Given the results of post-Gaddafi chaos in Libya, perhaps having "led from behind" gives Obama some political cover for what has become yet another U.S. intervention fiasco. It shouldn't.
The people of Libya and Tunisia both overthrew long-standing dictatorships in popular uprisings in 2011. Four years later, however, the current political situation in these two neighboring North African states could not be more different. The reason has much to do with how their authoritarian regimes were overthrown.
Arab media face major hardships with journalists on the receiving end of gross violations at the hands of authorities, armed groups, militias and others.

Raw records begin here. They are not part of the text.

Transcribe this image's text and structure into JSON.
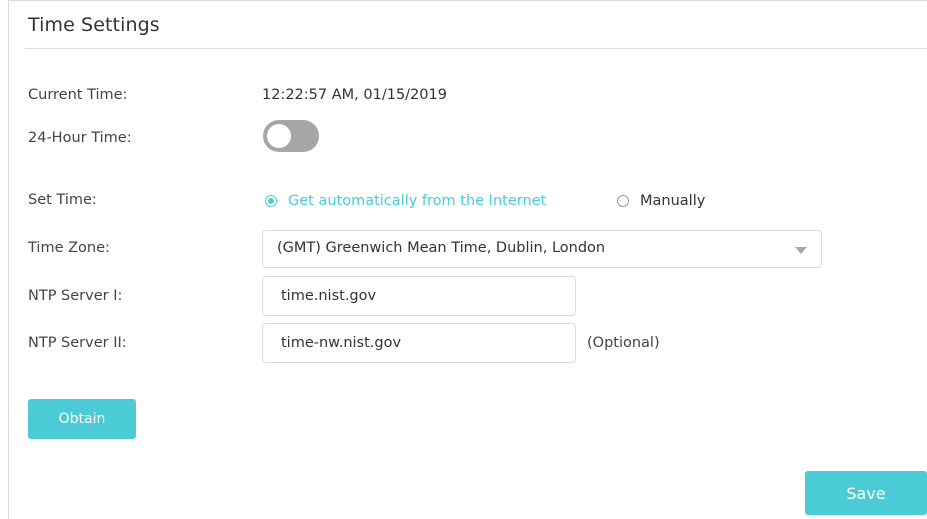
{
  "page": {
    "title": "Time Settings"
  },
  "fields": {
    "current_time": {
      "label": "Current Time:",
      "value": "12:22:57 AM, 01/15/2019"
    },
    "hour24": {
      "label": "24-Hour Time:",
      "enabled": false
    },
    "set_time": {
      "label": "Set Time:",
      "options": [
        {
          "label": "Get automatically from the Internet",
          "checked": true
        },
        {
          "label": "Manually",
          "checked": false
        }
      ]
    },
    "time_zone": {
      "label": "Time Zone:",
      "selected": "(GMT) Greenwich Mean Time, Dublin, London"
    },
    "ntp1": {
      "label": "NTP Server I:",
      "value": "time.nist.gov"
    },
    "ntp2": {
      "label": "NTP Server II:",
      "value": "time-nw.nist.gov",
      "note": "(Optional)"
    }
  },
  "buttons": {
    "obtain": "Obtain",
    "save": "Save"
  },
  "colors": {
    "accent": "#4acbd6",
    "toggle_off": "#a6a6a6",
    "border": "#dcdcdc",
    "text": "#333333"
  },
  "icons": {
    "dropdown": "chevron-down-icon",
    "radio_checked": "radio-checked-icon",
    "radio_unchecked": "radio-unchecked-icon"
  }
}
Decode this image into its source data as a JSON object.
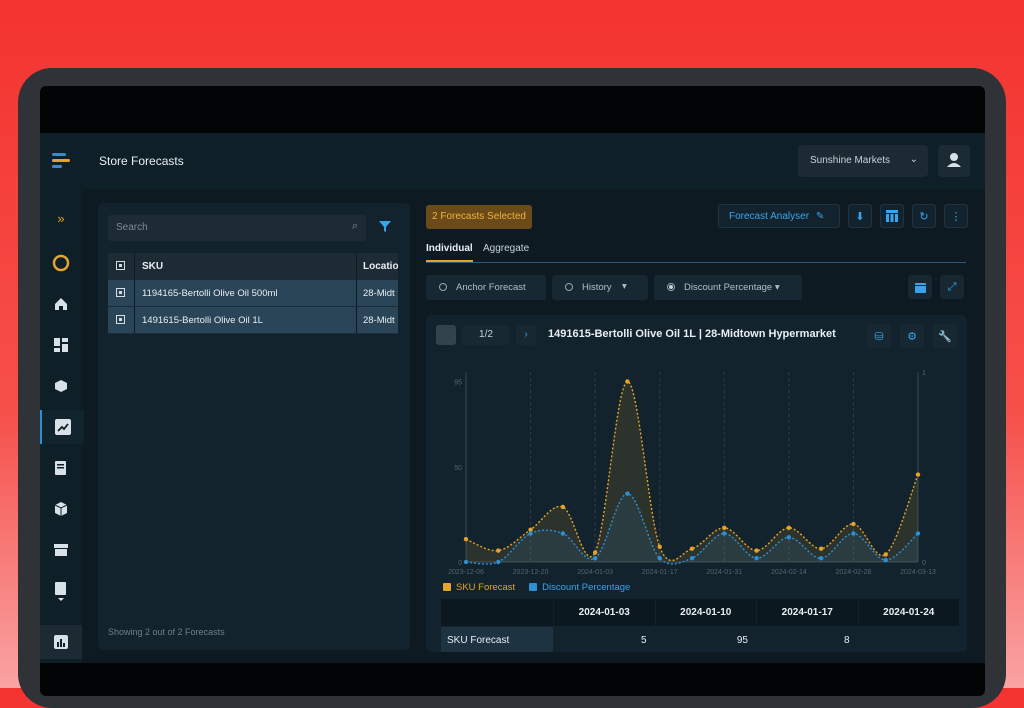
{
  "app": {
    "title": "Store Forecasts",
    "store": "Sunshine Markets"
  },
  "sidebar": {
    "items": [
      "expand-icon",
      "circle-logo-icon",
      "home-icon",
      "dashboard-icon",
      "inventory-icon",
      "forecast-icon",
      "document-icon",
      "box-icon",
      "store-icon",
      "report-icon",
      "analytics-icon"
    ],
    "active": "forecast-icon"
  },
  "left": {
    "search_placeholder": "Search",
    "columns": {
      "sku": "SKU",
      "location": "Locatio"
    },
    "rows": [
      {
        "sku": "1194165-Bertolli Olive Oil 500ml",
        "location": "28-Midt"
      },
      {
        "sku": "1491615-Bertolli Olive Oil 1L",
        "location": "28-Midt"
      }
    ],
    "footer": "Showing 2 out of 2 Forecasts"
  },
  "right": {
    "badge": "2 Forecasts Selected",
    "analyser": "Forecast Analyser",
    "tabs": {
      "individual": "Individual",
      "aggregate": "Aggregate"
    },
    "filters": {
      "anchor": "Anchor Forecast",
      "history": "History",
      "discount": "Discount Percentage"
    },
    "pager": "1/2",
    "chart_title": "1491615-Bertolli Olive Oil 1L | 28-Midtown Hypermarket",
    "legend": {
      "sku": "SKU Forecast",
      "discount": "Discount Percentage"
    },
    "table": {
      "dates": [
        "2024-01-03",
        "2024-01-10",
        "2024-01-17",
        "2024-01-24"
      ],
      "row_label": "SKU Forecast",
      "values": [
        "5",
        "95",
        "8",
        ""
      ]
    }
  },
  "colors": {
    "accent": "#38a4ee",
    "forecast": "#e6a32a",
    "discount": "#2d8fd6",
    "badge_bg": "#6a4a18"
  },
  "chart_data": {
    "type": "line",
    "x": [
      "2023-12-06",
      "2023-12-13",
      "2023-12-20",
      "2023-12-27",
      "2024-01-03",
      "2024-01-10",
      "2024-01-17",
      "2024-01-24",
      "2024-01-31",
      "2024-02-07",
      "2024-02-14",
      "2024-02-21",
      "2024-02-28",
      "2024-03-06",
      "2024-03-13"
    ],
    "x_ticks": [
      "2023-12-06",
      "2023-12-20",
      "2024-01-03",
      "2024-01-17",
      "2024-01-31",
      "2024-02-14",
      "2024-02-28",
      "2024-03-13"
    ],
    "series": [
      {
        "name": "SKU Forecast",
        "axis": "left",
        "values": [
          12,
          6,
          17,
          29,
          5,
          95,
          8,
          7,
          18,
          6,
          18,
          7,
          20,
          4,
          46
        ]
      },
      {
        "name": "Discount Percentage",
        "axis": "right",
        "values": [
          0,
          0,
          0.15,
          0.15,
          0.02,
          0.36,
          0.02,
          0.02,
          0.15,
          0.02,
          0.13,
          0.02,
          0.15,
          0.01,
          0.15
        ]
      }
    ],
    "y_left_ticks": [
      "0",
      "50",
      "95"
    ],
    "y_right_ticks": [
      "0",
      "1"
    ],
    "ylim_left": [
      0,
      100
    ],
    "ylim_right": [
      0,
      1
    ],
    "grid": true,
    "legend_position": "bottom-left"
  }
}
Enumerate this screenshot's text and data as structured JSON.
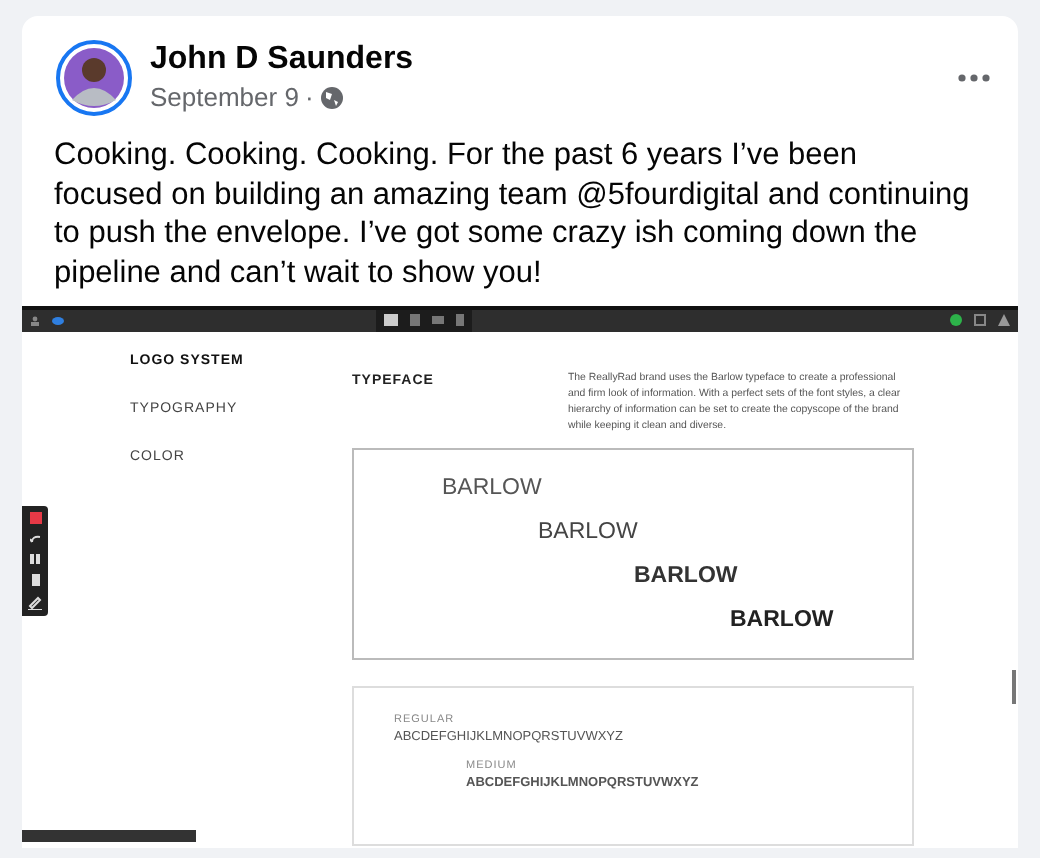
{
  "post": {
    "author": "John D Saunders",
    "date": "September 9",
    "separator": "·",
    "text": "Cooking. Cooking. Cooking. For the past 6 years I’ve been focused on building an amazing team @5fourdigital and continuing to push the envelope. I’ve got some crazy ish coming down the pipeline and can’t wait to show you!"
  },
  "video": {
    "nav": [
      {
        "label": "LOGO SYSTEM",
        "selected": true
      },
      {
        "label": "TYPOGRAPHY",
        "selected": false
      },
      {
        "label": "COLOR",
        "selected": false
      }
    ],
    "heading": "TYPEFACE",
    "description": "The ReallyRad brand uses the Barlow typeface to create a professional and firm look of information. With a perfect sets of the font styles, a clear hierarchy of information can be set to create the copyscope of the brand while keeping it clean and diverse.",
    "samples": [
      {
        "text": "BARLOW",
        "kind": "light"
      },
      {
        "text": "BARLOW",
        "kind": "regular"
      },
      {
        "text": "BARLOW",
        "kind": "semibold"
      },
      {
        "text": "BARLOW",
        "kind": "bold"
      }
    ],
    "weights": [
      {
        "label": "REGULAR",
        "alphabet": "ABCDEFGHIJKLMNOPQRSTUVWXYZ"
      },
      {
        "label": "MEDIUM",
        "alphabet": "ABCDEFGHIJKLMNOPQRSTUVWXYZ"
      }
    ]
  }
}
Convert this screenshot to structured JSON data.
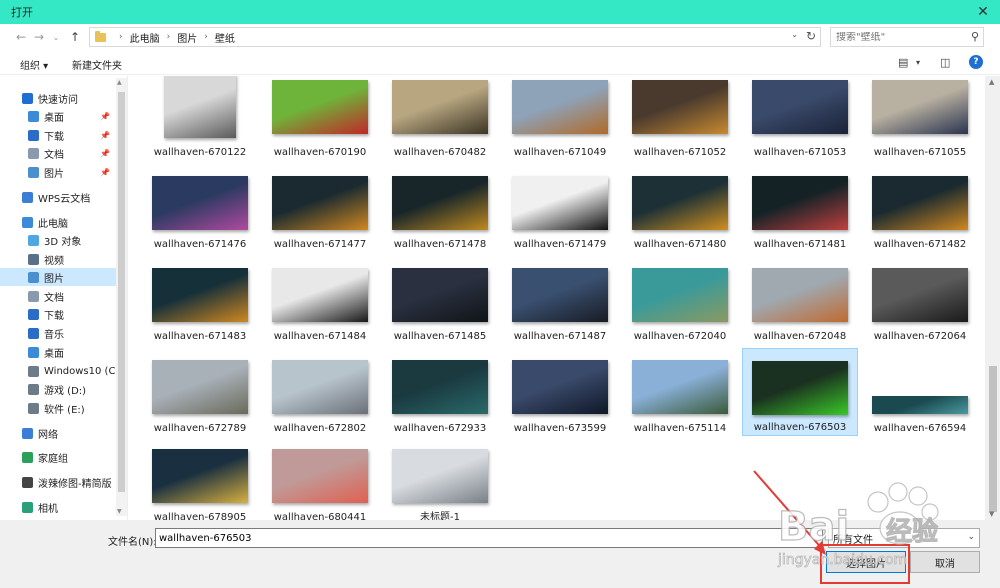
{
  "window": {
    "title": "打开"
  },
  "address": {
    "path": [
      "此电脑",
      "图片",
      "壁纸"
    ]
  },
  "search": {
    "placeholder": "搜索\"壁纸\""
  },
  "toolbar": {
    "organize": "组织 ▾",
    "new_folder": "新建文件夹"
  },
  "sidebar": {
    "items": [
      {
        "label": "快速访问",
        "icon": "star-icon",
        "color": "#1e6fd1",
        "pinned": false
      },
      {
        "label": "桌面",
        "icon": "desktop-icon",
        "color": "#3c8bd9",
        "pinned": true
      },
      {
        "label": "下载",
        "icon": "download-icon",
        "color": "#2a6cc8",
        "pinned": true
      },
      {
        "label": "文档",
        "icon": "document-icon",
        "color": "#8a9aae",
        "pinned": true
      },
      {
        "label": "图片",
        "icon": "pictures-icon",
        "color": "#4a90d0",
        "pinned": true
      },
      {
        "label": "WPS云文档",
        "icon": "cloud-icon",
        "color": "#3a7fd5",
        "pinned": false
      },
      {
        "label": "此电脑",
        "icon": "computer-icon",
        "color": "#3c8bd9",
        "pinned": false
      },
      {
        "label": "3D 对象",
        "icon": "3d-objects-icon",
        "color": "#4fa6e0",
        "pinned": false
      },
      {
        "label": "视频",
        "icon": "video-icon",
        "color": "#5a6f8a",
        "pinned": false
      },
      {
        "label": "图片",
        "icon": "pictures-icon",
        "color": "#4a90d0",
        "pinned": false
      },
      {
        "label": "文档",
        "icon": "document-icon",
        "color": "#8a9aae",
        "pinned": false
      },
      {
        "label": "下载",
        "icon": "download-icon",
        "color": "#2a6cc8",
        "pinned": false
      },
      {
        "label": "音乐",
        "icon": "music-icon",
        "color": "#2a6cc8",
        "pinned": false
      },
      {
        "label": "桌面",
        "icon": "desktop-icon",
        "color": "#3c8bd9",
        "pinned": false
      },
      {
        "label": "Windows10 (C:",
        "icon": "drive-icon",
        "color": "#6d7a88",
        "pinned": false
      },
      {
        "label": "游戏 (D:)",
        "icon": "drive-icon",
        "color": "#6d7a88",
        "pinned": false
      },
      {
        "label": "软件 (E:)",
        "icon": "drive-icon",
        "color": "#6d7a88",
        "pinned": false
      },
      {
        "label": "网络",
        "icon": "network-icon",
        "color": "#3a7fd5",
        "pinned": false
      },
      {
        "label": "家庭组",
        "icon": "homegroup-icon",
        "color": "#2aa05a",
        "pinned": false
      },
      {
        "label": "泼辣修图-精简版",
        "icon": "app-icon",
        "color": "#444444",
        "pinned": false
      },
      {
        "label": "相机",
        "icon": "camera-icon",
        "color": "#2aa07a",
        "pinned": false
      }
    ],
    "selected_index": 9
  },
  "files": [
    {
      "name": "wallhaven-670122",
      "colors": [
        "#d8d8d8",
        "#5a5a5a"
      ]
    },
    {
      "name": "wallhaven-670190",
      "colors": [
        "#6fb43a",
        "#c02828"
      ]
    },
    {
      "name": "wallhaven-670482",
      "colors": [
        "#b7a680",
        "#3c3426"
      ]
    },
    {
      "name": "wallhaven-671049",
      "colors": [
        "#8ea2b8",
        "#b06a28"
      ]
    },
    {
      "name": "wallhaven-671052",
      "colors": [
        "#4a3a2e",
        "#c88a30"
      ]
    },
    {
      "name": "wallhaven-671053",
      "colors": [
        "#3a4a6a",
        "#1a2238"
      ]
    },
    {
      "name": "wallhaven-671055",
      "colors": [
        "#b8b0a0",
        "#2a3450"
      ]
    },
    {
      "name": "wallhaven-671476",
      "colors": [
        "#2a3a60",
        "#b04aa0"
      ]
    },
    {
      "name": "wallhaven-671477",
      "colors": [
        "#1a2a30",
        "#d08820"
      ]
    },
    {
      "name": "wallhaven-671478",
      "colors": [
        "#18262a",
        "#c08a20"
      ]
    },
    {
      "name": "wallhaven-671479",
      "colors": [
        "#f0f0f0",
        "#101010"
      ]
    },
    {
      "name": "wallhaven-671480",
      "colors": [
        "#1c3036",
        "#d09020"
      ]
    },
    {
      "name": "wallhaven-671481",
      "colors": [
        "#142226",
        "#c04040"
      ]
    },
    {
      "name": "wallhaven-671482",
      "colors": [
        "#1a2a30",
        "#d08820"
      ]
    },
    {
      "name": "wallhaven-671483",
      "colors": [
        "#16303a",
        "#d08820"
      ]
    },
    {
      "name": "wallhaven-671484",
      "colors": [
        "#e8e8e8",
        "#181818"
      ]
    },
    {
      "name": "wallhaven-671485",
      "colors": [
        "#2a3040",
        "#101418"
      ]
    },
    {
      "name": "wallhaven-671487",
      "colors": [
        "#3a5070",
        "#181c24"
      ]
    },
    {
      "name": "wallhaven-672040",
      "colors": [
        "#3a9a9a",
        "#8a9a60"
      ]
    },
    {
      "name": "wallhaven-672048",
      "colors": [
        "#a0a8b0",
        "#c06a30"
      ]
    },
    {
      "name": "wallhaven-672064",
      "colors": [
        "#5a5a5a",
        "#1a1a1a"
      ]
    },
    {
      "name": "wallhaven-672789",
      "colors": [
        "#a8b0b8",
        "#6a6a5a"
      ]
    },
    {
      "name": "wallhaven-672802",
      "colors": [
        "#b8c4cc",
        "#6a7078"
      ]
    },
    {
      "name": "wallhaven-672933",
      "colors": [
        "#1a3a40",
        "#2a6a6a"
      ]
    },
    {
      "name": "wallhaven-673599",
      "colors": [
        "#3a4a6a",
        "#101828"
      ]
    },
    {
      "name": "wallhaven-675114",
      "colors": [
        "#8ab0d8",
        "#3a5a3a"
      ]
    },
    {
      "name": "wallhaven-676503",
      "colors": [
        "#1a3020",
        "#3ac828"
      ]
    },
    {
      "name": "wallhaven-676594",
      "colors": [
        "#1a4a50",
        "#4a9aa0"
      ]
    },
    {
      "name": "wallhaven-678905",
      "colors": [
        "#1a3040",
        "#d8b040"
      ]
    },
    {
      "name": "wallhaven-680441",
      "colors": [
        "#c09a98",
        "#e06050"
      ]
    },
    {
      "name": "未标题-1",
      "colors": [
        "#d8dce0",
        "#7a8088"
      ]
    }
  ],
  "selected_file_index": 26,
  "footer": {
    "filename_label": "文件名(N):",
    "filename_value": "wallhaven-676503",
    "filetype": "所有文件",
    "open_button": "选择图片",
    "cancel_button": "取消"
  },
  "watermark": {
    "brand": "Bai",
    "brand2": "经验",
    "url": "jingyan.baidu.com"
  }
}
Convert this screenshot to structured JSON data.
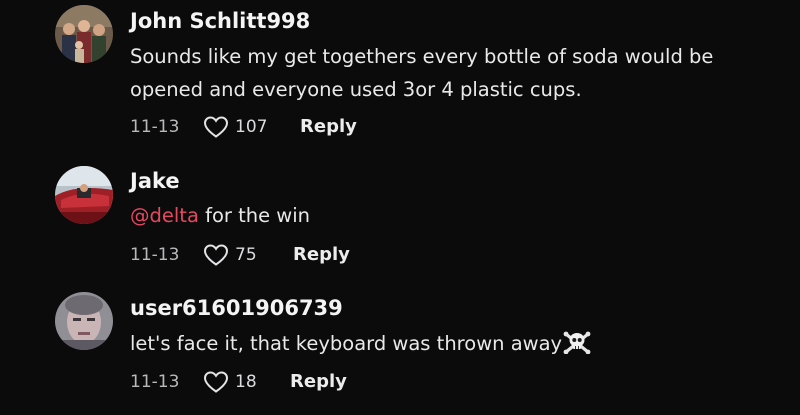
{
  "comments": [
    {
      "username": "John Schlitt998",
      "text": "Sounds like my get togethers every bottle of soda would be opened and everyone used 3or 4 plastic cups.",
      "date": "11-13",
      "likes": "107",
      "reply_label": "Reply"
    },
    {
      "username": "Jake",
      "mention": "@delta",
      "text": " for the win",
      "date": "11-13",
      "likes": "75",
      "reply_label": "Reply"
    },
    {
      "username": "user61601906739",
      "text": "let's face it, that keyboard was thrown away",
      "emoji": "skull-and-crossbones-icon",
      "date": "11-13",
      "likes": "18",
      "reply_label": "Reply"
    }
  ],
  "colors": {
    "background": "#0b0b0c",
    "mention": "#e5485f",
    "meta": "#b9b9bb"
  }
}
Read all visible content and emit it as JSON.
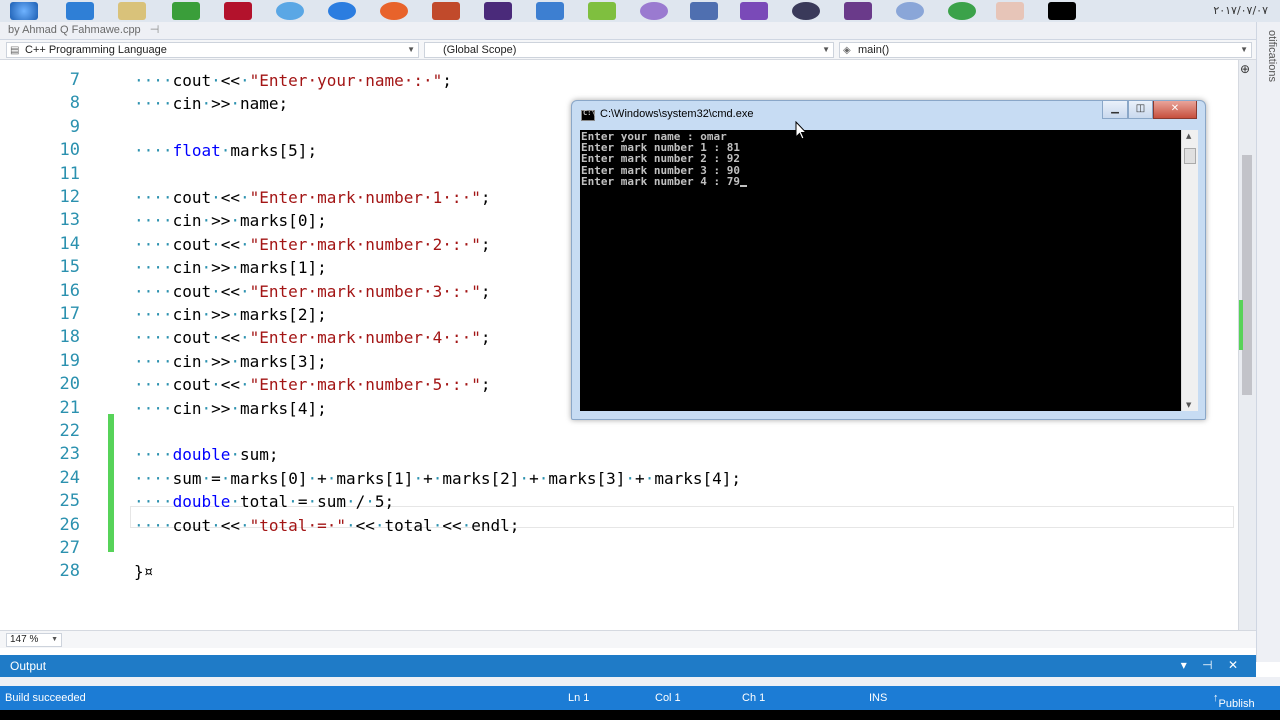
{
  "file_tab": {
    "title": "by Ahmad Q Fahmawe.cpp",
    "pin": "⊣"
  },
  "clock": "٢٠١٧/٠٧/٠٧",
  "notifications_label": "otifications",
  "navbar": {
    "project": "C++ Programming Language",
    "scope": "(Global Scope)",
    "member": "main()"
  },
  "editor": {
    "lines": [
      {
        "num": "7",
        "code": "····cout·<<·\"Enter·your·name·:·\";"
      },
      {
        "num": "8",
        "code": "····cin·>>·name;"
      },
      {
        "num": "9",
        "code": ""
      },
      {
        "num": "10",
        "code": "····float·marks[5];"
      },
      {
        "num": "11",
        "code": ""
      },
      {
        "num": "12",
        "code": "····cout·<<·\"Enter·mark·number·1·:·\";"
      },
      {
        "num": "13",
        "code": "····cin·>>·marks[0];"
      },
      {
        "num": "14",
        "code": "····cout·<<·\"Enter·mark·number·2·:·\";"
      },
      {
        "num": "15",
        "code": "····cin·>>·marks[1];"
      },
      {
        "num": "16",
        "code": "····cout·<<·\"Enter·mark·number·3·:·\";"
      },
      {
        "num": "17",
        "code": "····cin·>>·marks[2];"
      },
      {
        "num": "18",
        "code": "····cout·<<·\"Enter·mark·number·4·:·\";"
      },
      {
        "num": "19",
        "code": "····cin·>>·marks[3];"
      },
      {
        "num": "20",
        "code": "····cout·<<·\"Enter·mark·number·5·:·\";"
      },
      {
        "num": "21",
        "code": "····cin·>>·marks[4];"
      },
      {
        "num": "22",
        "code": ""
      },
      {
        "num": "23",
        "code": "····double·sum;"
      },
      {
        "num": "24",
        "code": "····sum·=·marks[0]·+·marks[1]·+·marks[2]·+·marks[3]·+·marks[4];"
      },
      {
        "num": "25",
        "code": "····double·total·=·sum·/·5;"
      },
      {
        "num": "26",
        "code": "····cout·<<·\"total·=·\"·<<·total·<<·endl;"
      },
      {
        "num": "27",
        "code": ""
      },
      {
        "num": "28",
        "code": "}¤"
      }
    ]
  },
  "zoom": "147 %",
  "output_panel": {
    "title": "Output",
    "buttons": "▾ ⊣ ✕"
  },
  "status": {
    "message": "Build succeeded",
    "ln": "Ln 1",
    "col": "Col 1",
    "ch": "Ch 1",
    "mode": "INS",
    "publish": "Publish"
  },
  "cmd": {
    "title": "C:\\Windows\\system32\\cmd.exe",
    "icon_text": "C:\\",
    "output": [
      "Enter your name : omar",
      "Enter mark number 1 : 81",
      "Enter mark number 2 : 92",
      "Enter mark number 3 : 90",
      "Enter mark number 4 : 79"
    ]
  },
  "colors": {
    "keyword": "#0000ff",
    "string": "#a31515",
    "line_number": "#2b91af",
    "change_bar": "#57d359",
    "status_bar": "#1c7cd5"
  }
}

Early twentieth century Tunisian poet Abu al-Qasem al-Shabbi's magnum opus poem "the Will of Life" is a passionate call to his countrymen to embrace life in their fight against French colonialism and oppression.
The Economist recently highlighted the contrast between post-revolt Asian societies and Middle Eastern and North African societies in the woes of a pro-longed, messy and bloody transition that is pockmarked by revolt and counter-revolt, sectarianism, the redrawing of post-colonial borders, and the rise of retrograde groups as revolutionary forces.
The velocity of events and the fragmentation of the media culture are such that it can be difficult to keep up with how we're doing in various national security crises around the world. Here's the latest state of play on some of the most pressing.
A year ago today, what many saw as Libya's last chance for a democratic future ended in the kind of tragedy and violence that has marked the country's recent history.
If the United States would tone down its policy in the Middle East and the broader Islamic world, radical Islamists would not go away -- they have always been there -- but they would be far less likely to attack U.S. targets -- as the example of Lebanon indicates.
Reading about the plight of refugees, it's easy for the suffering millions to meld together into a faceless mass. That's why I want to place one human face on the 60 million refugees. I want to share the story of my mother.
Washington's determination to defend much of the globe has made the U.S. an international sucker, especially vulnerable to manipulation by supposed friends.
Joseph Nye is a University Distinguished Professor at Harvard University. He was also the former Dean of Harvard's John F. Kennedy School of Government, and an Assistant Secretary of Defense under the Clinton administration.
That's his nickname, acquired being first on the scene to shoot the effects of booby-trapped cars during his native Lebanon's civil war.
Should Americans join the military if the next commander-in-chief of the armed services is an arrogant, ignorant, irresponsible, war-happy hawk? Many of America's best and brightest join the armed services. But with the U.S. constantly at war, joining is a life or death decision, dependent on the judgment of whoever sits in the Oval Office.
Nick Turse's new book of investigative reporting reveals that the U.S. military has been involved in one way or another -- "construction, military exercises, advisory assignments, security cooperation, or training missions" -- with more than 90 percent of Africa's 54 nations, despite military spokespersons insistence that the U.S. maintains only one permanent "base."
Memorial Day is, by federal law, a day of prayer for permanent peace. But is it possible to honestly pray for peace while our country is far and away number one in the world in waging war, military presence, military spending and the sale of weapons around the world?
Ethnicity is a tool rather than the cause for the reappearance of discord in Burundi. As means to rationalize his grab for perpetual office, President Pierre Nkurunziza has reached into the bag of tricks of stoking fear of "the other." That is a zombie from the past that can rise from the dead.